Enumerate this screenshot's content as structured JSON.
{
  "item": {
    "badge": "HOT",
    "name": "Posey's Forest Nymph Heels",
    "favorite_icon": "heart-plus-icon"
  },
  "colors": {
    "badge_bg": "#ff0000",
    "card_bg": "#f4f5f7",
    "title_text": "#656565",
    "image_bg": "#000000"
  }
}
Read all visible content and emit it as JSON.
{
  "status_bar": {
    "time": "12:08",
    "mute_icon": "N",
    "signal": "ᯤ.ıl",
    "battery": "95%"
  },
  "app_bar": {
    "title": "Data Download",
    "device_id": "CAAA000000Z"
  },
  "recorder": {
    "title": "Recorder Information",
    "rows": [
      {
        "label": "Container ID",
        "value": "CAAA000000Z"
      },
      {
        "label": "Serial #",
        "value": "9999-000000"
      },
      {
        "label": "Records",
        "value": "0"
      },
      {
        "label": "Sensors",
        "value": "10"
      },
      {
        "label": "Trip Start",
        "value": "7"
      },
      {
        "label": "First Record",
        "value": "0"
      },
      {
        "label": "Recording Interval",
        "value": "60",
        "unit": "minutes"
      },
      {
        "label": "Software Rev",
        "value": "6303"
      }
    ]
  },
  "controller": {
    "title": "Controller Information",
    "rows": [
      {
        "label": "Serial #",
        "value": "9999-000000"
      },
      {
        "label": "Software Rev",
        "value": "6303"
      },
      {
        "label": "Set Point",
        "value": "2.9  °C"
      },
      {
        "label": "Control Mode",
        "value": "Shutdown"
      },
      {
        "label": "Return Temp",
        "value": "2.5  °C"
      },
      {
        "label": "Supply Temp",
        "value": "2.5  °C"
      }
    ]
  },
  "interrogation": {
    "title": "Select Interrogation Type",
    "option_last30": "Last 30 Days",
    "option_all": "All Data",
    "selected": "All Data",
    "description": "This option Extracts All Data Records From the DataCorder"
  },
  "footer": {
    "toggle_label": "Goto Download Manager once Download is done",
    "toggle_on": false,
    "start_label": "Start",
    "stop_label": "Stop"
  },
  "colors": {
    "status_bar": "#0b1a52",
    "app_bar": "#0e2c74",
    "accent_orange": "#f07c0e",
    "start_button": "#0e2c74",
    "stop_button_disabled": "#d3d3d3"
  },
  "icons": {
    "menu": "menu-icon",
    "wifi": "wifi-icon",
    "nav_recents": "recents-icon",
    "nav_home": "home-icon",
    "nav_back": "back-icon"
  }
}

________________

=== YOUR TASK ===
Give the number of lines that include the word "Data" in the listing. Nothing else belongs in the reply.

=== EXPECTED OUTPUT ===
4